August 15, 2011 – Montréal is agog! Since the first spade of earth was turned on the new concert hall for one of its major cultural institutions, the city has been waiting impatiently for the great day to arrive. Now, that much-anticipated day is almost here: on September 7, the Orchestre symphonique de Montréal (OSM) under the direction of its conductor Kent Nagano, will officially inaugurate its new home – the aptly named la Maison symphonique – with a program that includes works by Québec composers Claude Vivier, Gilles Tremblay and Julien Bilodeau, and a well-chosen finale, Beethoven’s exhilarating Ode to Joy from his Ninth Symphony.
Located in the heart of the Quartier des spectacles, on the eastern edge of Place des Arts, the rectangular hall (nicknamed “the shoebox”), with projecting balconies and a seating capacity of almost 2,000, has been designed exclusively as a music performance venue. Indeed, it provides music-lovers with a note-perfect watching and listening experience, yet also meets the needs of the most demanding musicians. The distinguishing feature of this elegant and intimate auditorium is its shell-like structure, which insulates it from all external sounds and vibrations. Because the structure is lined with wood, a material well-known for its exceptional acoustic properties, concert-goers are able to appreciate the full clarity and richness of each and every tone.
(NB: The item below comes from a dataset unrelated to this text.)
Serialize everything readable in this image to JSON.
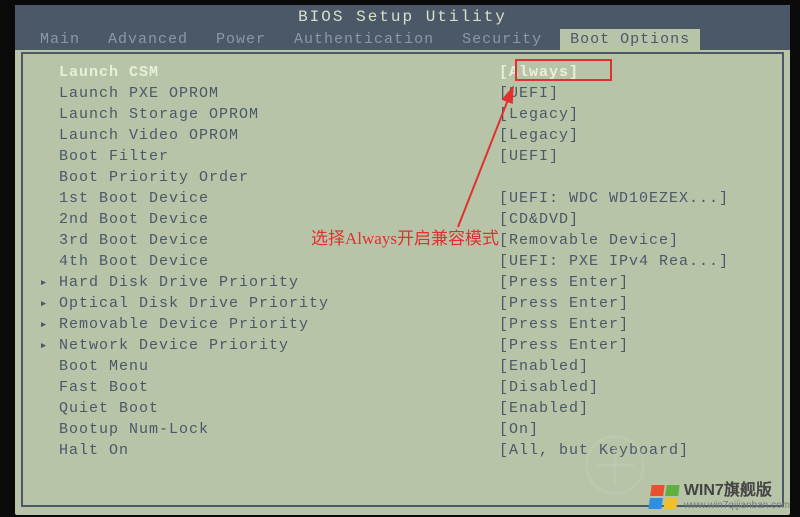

Although the OSM plans to use la Maison symphonique as its primary home, holding concerts and rehearsals there for some 240 days a year, the venue will also host other major orchestras, choirs, smaller ensembles as well as solo classical, jazz and popular performers. With its cutting-edge acoustic technology and a stage that can easily accommodate up to 120 musicians and 200 choristers, this new “shrine to music” is bound to become one of this city’s most popular tourist attractions for devoted and casual music-lovers alike.